(Task goal): Repeat the data exactly, so that every line matches the original.

(Dataset excerpts):

□ □ □ □ □

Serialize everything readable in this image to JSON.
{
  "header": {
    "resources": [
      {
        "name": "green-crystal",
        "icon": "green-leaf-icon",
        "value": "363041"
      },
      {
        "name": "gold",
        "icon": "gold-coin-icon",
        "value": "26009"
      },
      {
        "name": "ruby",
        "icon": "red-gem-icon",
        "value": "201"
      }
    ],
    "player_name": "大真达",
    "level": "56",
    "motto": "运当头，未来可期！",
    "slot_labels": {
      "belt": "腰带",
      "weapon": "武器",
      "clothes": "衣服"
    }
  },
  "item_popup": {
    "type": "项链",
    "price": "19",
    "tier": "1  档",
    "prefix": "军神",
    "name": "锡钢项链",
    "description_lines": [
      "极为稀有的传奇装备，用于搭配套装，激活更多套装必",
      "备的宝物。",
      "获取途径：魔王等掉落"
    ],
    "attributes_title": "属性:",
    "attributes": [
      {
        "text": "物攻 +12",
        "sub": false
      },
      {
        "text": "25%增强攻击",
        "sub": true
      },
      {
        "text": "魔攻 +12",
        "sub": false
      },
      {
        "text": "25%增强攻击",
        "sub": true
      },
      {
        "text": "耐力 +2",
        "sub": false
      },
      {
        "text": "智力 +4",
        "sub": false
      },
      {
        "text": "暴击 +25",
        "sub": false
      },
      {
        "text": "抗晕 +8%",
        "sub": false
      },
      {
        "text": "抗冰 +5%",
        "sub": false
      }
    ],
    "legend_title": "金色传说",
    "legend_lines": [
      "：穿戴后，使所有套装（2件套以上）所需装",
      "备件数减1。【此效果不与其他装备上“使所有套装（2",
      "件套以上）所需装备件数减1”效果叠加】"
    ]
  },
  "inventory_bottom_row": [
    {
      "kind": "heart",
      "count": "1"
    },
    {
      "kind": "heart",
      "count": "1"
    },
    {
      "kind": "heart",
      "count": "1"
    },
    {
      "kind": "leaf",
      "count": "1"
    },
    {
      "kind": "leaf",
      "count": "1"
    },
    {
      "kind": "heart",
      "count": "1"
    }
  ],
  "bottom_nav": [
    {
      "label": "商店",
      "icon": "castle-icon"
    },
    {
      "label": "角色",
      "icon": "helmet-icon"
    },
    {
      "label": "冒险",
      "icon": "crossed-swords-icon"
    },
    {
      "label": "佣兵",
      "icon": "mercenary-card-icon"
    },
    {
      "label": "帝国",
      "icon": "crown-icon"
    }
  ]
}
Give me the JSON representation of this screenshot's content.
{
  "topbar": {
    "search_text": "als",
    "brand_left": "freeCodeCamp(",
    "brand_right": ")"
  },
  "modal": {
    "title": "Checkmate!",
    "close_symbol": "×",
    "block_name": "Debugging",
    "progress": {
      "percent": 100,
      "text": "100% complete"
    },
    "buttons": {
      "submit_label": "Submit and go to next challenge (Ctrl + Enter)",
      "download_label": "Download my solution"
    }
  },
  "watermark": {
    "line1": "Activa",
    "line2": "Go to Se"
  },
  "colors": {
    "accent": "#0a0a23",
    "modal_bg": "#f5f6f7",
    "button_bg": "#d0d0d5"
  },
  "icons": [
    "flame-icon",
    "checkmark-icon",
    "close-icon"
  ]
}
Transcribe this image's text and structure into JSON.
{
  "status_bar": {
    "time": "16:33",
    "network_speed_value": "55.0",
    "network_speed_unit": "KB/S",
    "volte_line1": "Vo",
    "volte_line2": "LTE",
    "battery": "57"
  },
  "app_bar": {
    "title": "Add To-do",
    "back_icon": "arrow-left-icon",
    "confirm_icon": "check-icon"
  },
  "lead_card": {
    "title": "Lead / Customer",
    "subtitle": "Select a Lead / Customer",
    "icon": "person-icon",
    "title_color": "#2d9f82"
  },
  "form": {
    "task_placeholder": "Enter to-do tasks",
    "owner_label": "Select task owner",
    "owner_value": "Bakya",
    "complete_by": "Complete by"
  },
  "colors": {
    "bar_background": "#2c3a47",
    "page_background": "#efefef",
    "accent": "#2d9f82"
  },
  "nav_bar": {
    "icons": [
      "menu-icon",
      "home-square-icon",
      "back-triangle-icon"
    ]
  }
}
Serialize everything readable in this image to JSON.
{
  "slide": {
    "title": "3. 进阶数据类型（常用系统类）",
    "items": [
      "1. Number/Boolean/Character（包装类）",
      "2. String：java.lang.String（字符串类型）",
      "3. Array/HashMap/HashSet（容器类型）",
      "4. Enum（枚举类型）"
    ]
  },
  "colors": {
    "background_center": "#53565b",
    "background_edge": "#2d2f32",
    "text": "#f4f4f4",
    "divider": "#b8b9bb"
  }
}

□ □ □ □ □

(Expected output):
Serialize everything readable in this image to JSON.
{
  "header": {
    "resources": [
      {
        "name": "green-crystal",
        "icon": "green-leaf-icon",
        "value": "363041"
      },
      {
        "name": "gold",
        "icon": "gold-coin-icon",
        "value": "26009"
      },
      {
        "name": "ruby",
        "icon": "red-gem-icon",
        "value": "201"
      }
    ],
    "player_name": "大真达",
    "level": "56",
    "motto": "运当头，未来可期！",
    "slot_labels": {
      "belt": "腰带",
      "weapon": "武器",
      "clothes": "衣服"
    }
  },
  "item_popup": {
    "type": "项链",
    "price": "19",
    "tier": "1  档",
    "prefix": "军神",
    "name": "锡钢项链",
    "description_lines": [
      "极为稀有的传奇装备，用于搭配套装，激活更多套装必",
      "备的宝物。",
      "获取途径：魔王等掉落"
    ],
    "attributes_title": "属性:",
    "attributes": [
      {
        "text": "物攻 +12",
        "sub": false
      },
      {
        "text": "25%增强攻击",
        "sub": true
      },
      {
        "text": "魔攻 +12",
        "sub": false
      },
      {
        "text": "25%增强攻击",
        "sub": true
      },
      {
        "text": "耐力 +2",
        "sub": false
      },
      {
        "text": "智力 +4",
        "sub": false
      },
      {
        "text": "暴击 +25",
        "sub": false
      },
      {
        "text": "抗晕 +8%",
        "sub": false
      },
      {
        "text": "抗冰 +5%",
        "sub": false
      }
    ],
    "legend_title": "金色传说",
    "legend_lines": [
      "：穿戴后，使所有套装（2件套以上）所需装",
      "备件数减1。【此效果不与其他装备上“使所有套装（2",
      "件套以上）所需装备件数减1”效果叠加】"
    ]
  },
  "inventory_bottom_row": [
    {
      "kind": "heart",
      "count": "1"
    },
    {
      "kind": "heart",
      "count": "1"
    },
    {
      "kind": "heart",
      "count": "1"
    },
    {
      "kind": "leaf",
      "count": "1"
    },
    {
      "kind": "leaf",
      "count": "1"
    },
    {
      "kind": "heart",
      "count": "1"
    }
  ],
  "bottom_nav": [
    {
      "label": "商店",
      "icon": "castle-icon"
    },
    {
      "label": "角色",
      "icon": "helmet-icon"
    },
    {
      "label": "冒险",
      "icon": "crossed-swords-icon"
    },
    {
      "label": "佣兵",
      "icon": "mercenary-card-icon"
    },
    {
      "label": "帝国",
      "icon": "crown-icon"
    }
  ]
}
Give me the JSON representation of this screenshot's content.
{
  "topbar": {
    "search_text": "als",
    "brand_left": "freeCodeCamp(",
    "brand_right": ")"
  },
  "modal": {
    "title": "Checkmate!",
    "close_symbol": "×",
    "block_name": "Debugging",
    "progress": {
      "percent": 100,
      "text": "100% complete"
    },
    "buttons": {
      "submit_label": "Submit and go to next challenge (Ctrl + Enter)",
      "download_label": "Download my solution"
    }
  },
  "watermark": {
    "line1": "Activa",
    "line2": "Go to Se"
  },
  "colors": {
    "accent": "#0a0a23",
    "modal_bg": "#f5f6f7",
    "button_bg": "#d0d0d5"
  },
  "icons": [
    "flame-icon",
    "checkmark-icon",
    "close-icon"
  ]
}
Transcribe this image's text and structure into JSON.
{
  "status_bar": {
    "time": "16:33",
    "network_speed_value": "55.0",
    "network_speed_unit": "KB/S",
    "volte_line1": "Vo",
    "volte_line2": "LTE",
    "battery": "57"
  },
  "app_bar": {
    "title": "Add To-do",
    "back_icon": "arrow-left-icon",
    "confirm_icon": "check-icon"
  },
  "lead_card": {
    "title": "Lead / Customer",
    "subtitle": "Select a Lead / Customer",
    "icon": "person-icon",
    "title_color": "#2d9f82"
  },
  "form": {
    "task_placeholder": "Enter to-do tasks",
    "owner_label": "Select task owner",
    "owner_value": "Bakya",
    "complete_by": "Complete by"
  },
  "colors": {
    "bar_background": "#2c3a47",
    "page_background": "#efefef",
    "accent": "#2d9f82"
  },
  "nav_bar": {
    "icons": [
      "menu-icon",
      "home-square-icon",
      "back-triangle-icon"
    ]
  }
}
Serialize everything readable in this image to JSON.
{
  "slide": {
    "title": "3. 进阶数据类型（常用系统类）",
    "items": [
      "1. Number/Boolean/Character（包装类）",
      "2. String：java.lang.String（字符串类型）",
      "3. Array/HashMap/HashSet（容器类型）",
      "4. Enum（枚举类型）"
    ]
  },
  "colors": {
    "background_center": "#53565b",
    "background_edge": "#2d2f32",
    "text": "#f4f4f4",
    "divider": "#b8b9bb"
  }
}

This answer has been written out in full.